Although some Federal agencies, particularly the Cybersecurity and Infrastructure Security Agency (CISA) at the Department of Homeland Security (DHS), have made significant improvements over the last few years, at least three factors impede government-wide progress. First, cybersecurity’s cross-cutting nature does not fit with the U.S. government’s bureaucratic structure. Second, agencies are not incentivized to sustain the degree of coordination required for effective cybersecurity. Third, a lack of central leadership hinders effective incident response. No single policy action will solve these problems, but creating a National Cyber Director along the lines of what the Cyberspace Solarium Commission recommends would be a good start.
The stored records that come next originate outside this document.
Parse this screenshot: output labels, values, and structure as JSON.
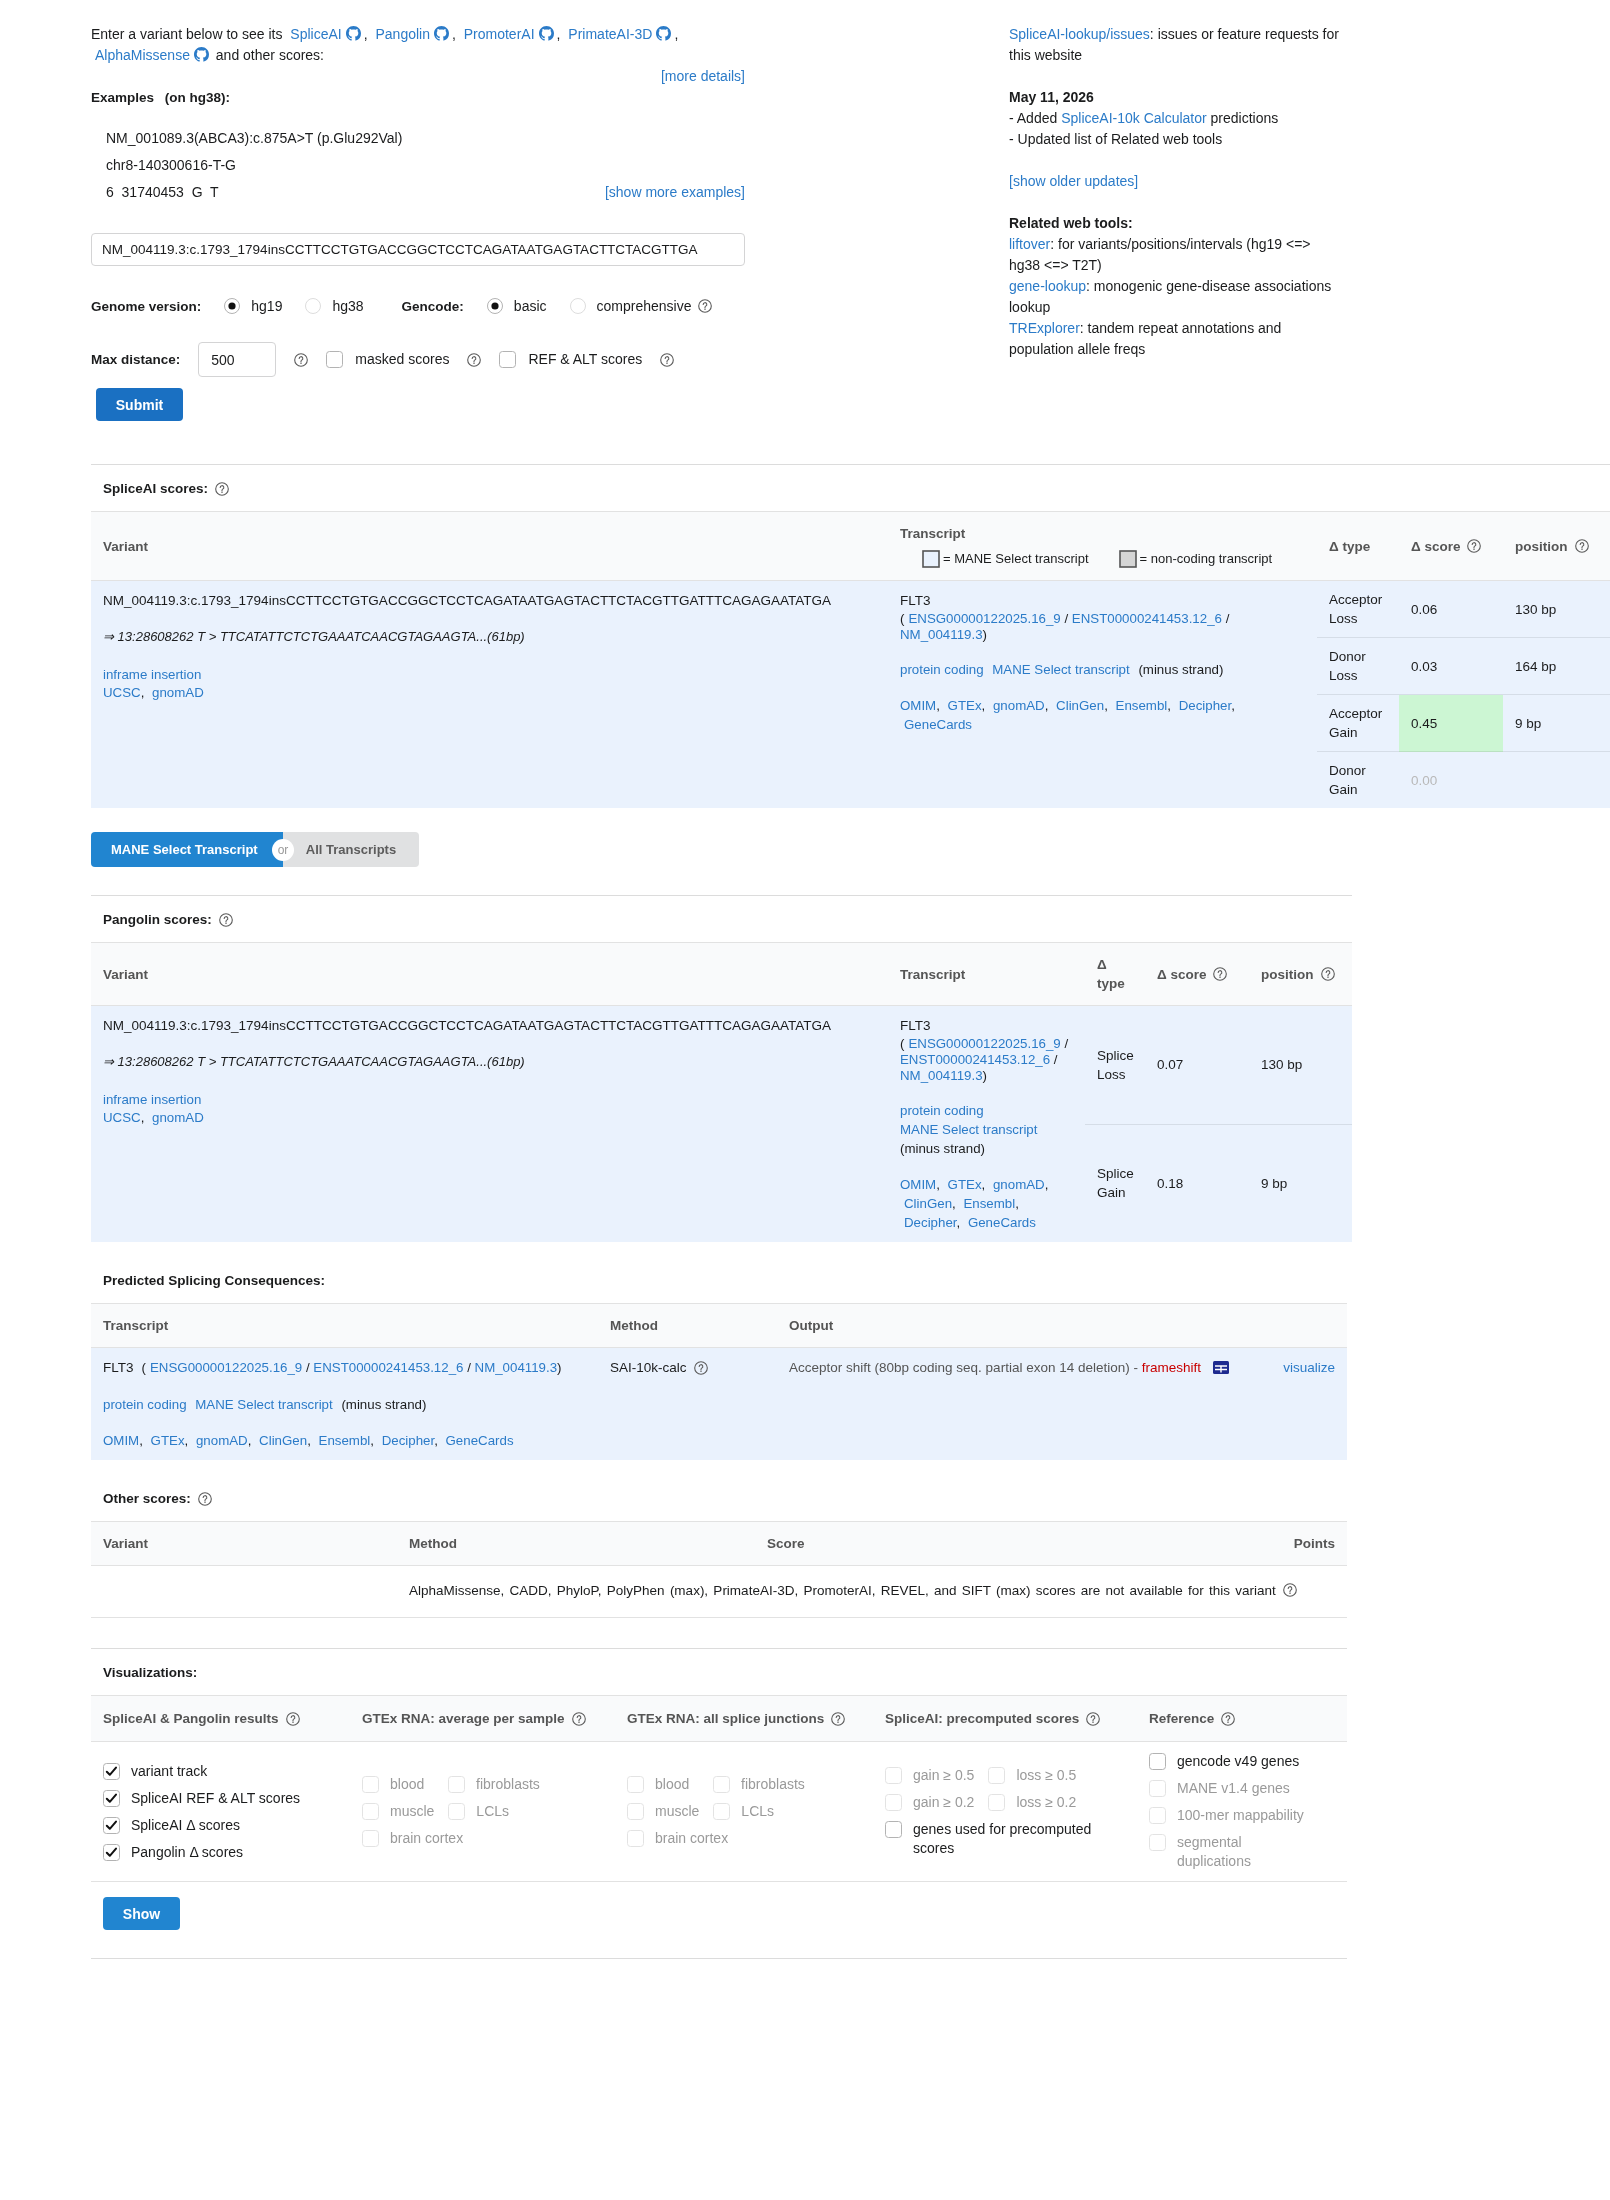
{
  "intro": {
    "lead": "Enter a variant below to see its",
    "tools": [
      "SpliceAI",
      "Pangolin",
      "PromoterAI",
      "PrimateAI-3D",
      "AlphaMissense"
    ],
    "separator": ",",
    "tail": "and other scores:",
    "more_link": "[more details]"
  },
  "examples": {
    "title": "Examples",
    "note": "(on hg38):",
    "items": [
      "NM_001089.3(ABCA3):c.875A>T (p.Glu292Val)",
      "chr8-140300616-T-G",
      "6  31740453  G  T"
    ],
    "more_link": "[show more examples]"
  },
  "form": {
    "variant_value": "NM_004119.3:c.1793_1794insCCTTCCTGTGACCGGCTCCTCAGATAATGAGTACTTCTACGTTGA",
    "genome": {
      "label": "Genome version:",
      "options": [
        {
          "label": "hg19",
          "selected": true
        },
        {
          "label": "hg38",
          "selected": false
        }
      ]
    },
    "gencode": {
      "label": "Gencode:",
      "options": [
        {
          "label": "basic",
          "selected": true
        },
        {
          "label": "comprehensive",
          "selected": false
        }
      ],
      "help": true
    },
    "max_distance": {
      "label": "Max distance:",
      "value": "500",
      "help": true
    },
    "toggles": [
      {
        "label": "masked scores",
        "checked": false,
        "help": true
      },
      {
        "label": "REF & ALT scores",
        "checked": false,
        "help": true
      }
    ],
    "submit": "Submit"
  },
  "news": {
    "issues": {
      "link": "SpliceAI-lookup/issues",
      "after": ": issues or feature requests for this website"
    },
    "date": "May 11, 2026",
    "updates": [
      {
        "before": "- Added ",
        "link": "SpliceAI-10k Calculator",
        "after": " predictions"
      },
      {
        "before": "- Updated list of Related web tools"
      }
    ],
    "older_link": "[show older updates]",
    "tools_title": "Related web tools:",
    "tools": [
      {
        "link": "liftover",
        "after": ": for variants/positions/intervals (hg19 <=> hg38 <=> T2T)"
      },
      {
        "link": "gene-lookup",
        "after": ": monogenic gene-disease associations lookup"
      },
      {
        "link": "TRExplorer",
        "after": ": tandem repeat annotations and population allele freqs"
      }
    ]
  },
  "spliceai": {
    "title": "SpliceAI scores:",
    "help": true,
    "columns": [
      {
        "label": "Variant",
        "help": false
      },
      {
        "label": "Transcript",
        "help": false
      },
      {
        "label": "Δ type",
        "help": false
      },
      {
        "label": "Δ score",
        "help": true
      },
      {
        "label": "position",
        "help": true
      }
    ],
    "legend": [
      {
        "label": "= MANE Select transcript",
        "color": "#eaf2fd"
      },
      {
        "label": "= non-coding transcript",
        "color": "#d5d5d5"
      }
    ],
    "variant": {
      "name": "NM_004119.3:c.1793_1794insCCTTCCTGTGACCGGCTCCTCAGATAATGAGTACTTCTACGTTGATTTCAGAGAATATGA",
      "mapping": "⇒ 13:28608262 T > TTCATATTCTCTGAAATCAACGTAGAAGTA...(61bp)",
      "consequence": "inframe insertion",
      "links": [
        "UCSC",
        "gnomAD"
      ],
      "separator": ","
    },
    "transcript": {
      "gene": "FLT3",
      "open": "(",
      "ids": [
        "ENSG00000122025.16_9",
        "ENST00000241453.12_6",
        "NM_004119.3"
      ],
      "id_separator": "/",
      "close": ")",
      "tags": [
        "protein coding",
        "MANE Select transcript"
      ],
      "strand": "(minus strand)",
      "links": [
        "OMIM",
        "GTEx",
        "gnomAD",
        "ClinGen",
        "Ensembl",
        "Decipher",
        "GeneCards"
      ],
      "separator": ","
    },
    "rows": [
      {
        "type": "Acceptor Loss",
        "score": "0.06",
        "position": "130 bp",
        "highlight": false,
        "muted": false
      },
      {
        "type": "Donor Loss",
        "score": "0.03",
        "position": "164 bp",
        "highlight": false,
        "muted": false
      },
      {
        "type": "Acceptor Gain",
        "score": "0.45",
        "position": "9 bp",
        "highlight": true,
        "muted": false
      },
      {
        "type": "Donor Gain",
        "score": "0.00",
        "highlight": false,
        "muted": true
      }
    ]
  },
  "toggle": {
    "options": [
      {
        "label": "MANE Select Transcript",
        "selected": true
      },
      {
        "label": "All Transcripts",
        "selected": false
      }
    ],
    "or": "or"
  },
  "pangolin": {
    "title": "Pangolin scores:",
    "help": true,
    "columns": [
      {
        "label": "Variant",
        "help": false
      },
      {
        "label": "Transcript",
        "help": false
      },
      {
        "label": "Δ type",
        "help": false
      },
      {
        "label": "Δ score",
        "help": true
      },
      {
        "label": "position",
        "help": true
      }
    ],
    "variant": {
      "name": "NM_004119.3:c.1793_1794insCCTTCCTGTGACCGGCTCCTCAGATAATGAGTACTTCTACGTTGATTTCAGAGAATATGA",
      "mapping": "⇒ 13:28608262 T > TTCATATTCTCTGAAATCAACGTAGAAGTA...(61bp)",
      "consequence": "inframe insertion",
      "links": [
        "UCSC",
        "gnomAD"
      ],
      "separator": ","
    },
    "transcript": {
      "gene": "FLT3",
      "open": "(",
      "ids": [
        "ENSG00000122025.16_9",
        "ENST00000241453.12_6",
        "NM_004119.3"
      ],
      "id_separator": "/",
      "close": ")",
      "tags": [
        "protein coding",
        "MANE Select transcript"
      ],
      "strand": "(minus strand)",
      "links": [
        "OMIM",
        "GTEx",
        "gnomAD",
        "ClinGen",
        "Ensembl",
        "Decipher",
        "GeneCards"
      ],
      "separator": ","
    },
    "rows": [
      {
        "type": "Splice Loss",
        "score": "0.07",
        "position": "130 bp",
        "highlight": false,
        "muted": false
      },
      {
        "type": "Splice Gain",
        "score": "0.18",
        "position": "9 bp",
        "highlight": false,
        "muted": false
      }
    ]
  },
  "consequences": {
    "title": "Predicted Splicing Consequences:",
    "columns": [
      {
        "label": "Transcript",
        "help": false
      },
      {
        "label": "Method",
        "help": false
      },
      {
        "label": "Output",
        "help": false
      }
    ],
    "transcript": {
      "gene": "FLT3",
      "open": "(",
      "ids": [
        "ENSG00000122025.16_9",
        "ENST00000241453.12_6",
        "NM_004119.3"
      ],
      "id_separator": "/",
      "close": ")",
      "tags": [
        "protein coding",
        "MANE Select transcript"
      ],
      "strand": "(minus strand)",
      "links": [
        "OMIM",
        "GTEx",
        "gnomAD",
        "ClinGen",
        "Ensembl",
        "Decipher",
        "GeneCards"
      ],
      "separator": ","
    },
    "method": {
      "label": "SAI-10k-calc",
      "help": true
    },
    "output": {
      "text": "Acceptor shift (80bp coding seq. partial exon 14 deletion) -",
      "effect": "frameshift",
      "link": "visualize"
    }
  },
  "other_scores": {
    "title": "Other scores:",
    "help": true,
    "columns": [
      {
        "label": "Variant",
        "help": false
      },
      {
        "label": "Method",
        "help": false
      },
      {
        "label": "Score",
        "help": false
      },
      {
        "label": "Points",
        "help": false
      }
    ],
    "message": "AlphaMissense, CADD, PhyloP, PolyPhen (max), PrimateAI-3D, PromoterAI, REVEL, and SIFT (max) scores are not available for this variant",
    "message_help": true
  },
  "visualizations": {
    "title": "Visualizations:",
    "columns": [
      {
        "label": "SpliceAI & Pangolin results",
        "help": true,
        "options": [
          {
            "label": "variant track",
            "checked": true,
            "disabled": false
          },
          {
            "label": "SpliceAI REF & ALT scores",
            "checked": true,
            "disabled": false
          },
          {
            "label": "SpliceAI Δ scores",
            "checked": true,
            "disabled": false
          },
          {
            "label": "Pangolin Δ scores",
            "checked": true,
            "disabled": false
          }
        ]
      },
      {
        "label": "GTEx RNA: average per sample",
        "help": true,
        "options": [
          {
            "label": "blood",
            "checked": false,
            "disabled": true
          },
          {
            "label": "fibroblasts",
            "checked": false,
            "disabled": true
          },
          {
            "label": "muscle",
            "checked": false,
            "disabled": true
          },
          {
            "label": "LCLs",
            "checked": false,
            "disabled": true
          },
          {
            "label": "brain cortex",
            "checked": false,
            "disabled": true
          }
        ]
      },
      {
        "label": "GTEx RNA: all splice junctions",
        "help": true,
        "options": [
          {
            "label": "blood",
            "checked": false,
            "disabled": true
          },
          {
            "label": "fibroblasts",
            "checked": false,
            "disabled": true
          },
          {
            "label": "muscle",
            "checked": false,
            "disabled": true
          },
          {
            "label": "LCLs",
            "checked": false,
            "disabled": true
          },
          {
            "label": "brain cortex",
            "checked": false,
            "disabled": true
          }
        ]
      },
      {
        "label": "SpliceAI: precomputed scores",
        "help": true,
        "options": [
          {
            "label": "gain ≥ 0.5",
            "checked": false,
            "disabled": true
          },
          {
            "label": "loss ≥ 0.5",
            "checked": false,
            "disabled": true
          },
          {
            "label": "gain ≥ 0.2",
            "checked": false,
            "disabled": true
          },
          {
            "label": "loss ≥ 0.2",
            "checked": false,
            "disabled": true
          },
          {
            "label": "genes used for precomputed scores",
            "checked": false,
            "disabled": false
          }
        ]
      },
      {
        "label": "Reference",
        "help": true,
        "options": [
          {
            "label": "gencode v49 genes",
            "checked": false,
            "disabled": false
          },
          {
            "label": "MANE v1.4 genes",
            "checked": false,
            "disabled": true
          },
          {
            "label": "100-mer mappability",
            "checked": false,
            "disabled": true
          },
          {
            "label": "segmental duplications",
            "checked": false,
            "disabled": true
          }
        ]
      }
    ],
    "show": "Show"
  }
}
Bureaucracies prefer issues that fit neatly into one organization’s mission. Cybersecurity is almost the exact opposite. It is a national security, military, intelligence, economic, public safety, privacy, diplomatic, law enforcement, business continuity, and internal management issue all rolled into one. It touches all federal agencies, with many of them a legitimate role in cybersecurity. Thus, cybersecurity is too broad for any single agency’s remit. Further, a normal bureaucratic response to such a situation, creating a “Department of Cybersecurity,” will not work either; cybersecurity is too integral to too many agency’s missions to centralize those functions in one department.
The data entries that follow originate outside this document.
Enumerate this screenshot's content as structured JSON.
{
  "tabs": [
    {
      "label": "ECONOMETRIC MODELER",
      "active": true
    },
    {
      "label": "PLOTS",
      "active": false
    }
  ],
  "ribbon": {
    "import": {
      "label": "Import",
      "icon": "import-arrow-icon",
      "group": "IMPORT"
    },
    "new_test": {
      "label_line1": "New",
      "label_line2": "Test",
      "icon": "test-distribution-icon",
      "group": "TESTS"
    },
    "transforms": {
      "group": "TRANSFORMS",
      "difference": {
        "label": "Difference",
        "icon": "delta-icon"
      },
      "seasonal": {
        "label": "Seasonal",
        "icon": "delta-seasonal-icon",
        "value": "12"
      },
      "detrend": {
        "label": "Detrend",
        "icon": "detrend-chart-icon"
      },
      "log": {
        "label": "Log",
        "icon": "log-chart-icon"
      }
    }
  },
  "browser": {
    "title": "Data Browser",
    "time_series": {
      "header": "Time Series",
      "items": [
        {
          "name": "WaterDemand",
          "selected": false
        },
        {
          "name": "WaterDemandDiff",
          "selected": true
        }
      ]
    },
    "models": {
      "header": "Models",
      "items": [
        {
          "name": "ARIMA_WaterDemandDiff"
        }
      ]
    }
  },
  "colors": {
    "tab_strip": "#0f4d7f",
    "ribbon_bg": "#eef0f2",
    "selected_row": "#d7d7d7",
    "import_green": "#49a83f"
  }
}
At the same time, cybersecurity’s different aspects are not independent — they interact with each other, sometimes in unexpected ways. Military cyber operations can disrupt intelligence activities or law enforcement investigations. Treasury sanctions could upset diplomatic negotiations. DHS personnel focus on mitigation, while the Federal Bureau of Investigation and Department of Justice concentrate on prosecution. Network defenders want information from the private sector, but many are worried about regulatory action if they share. Welding these disparate activities into an effective whole requires intense, regular, sustained inter-agency coordination. This coordination does not occur naturally in government: personnel have limited incentives to coordinate activities across departmental and agency lines. That’s not a moral failure or laziness, but the reality of human psychology.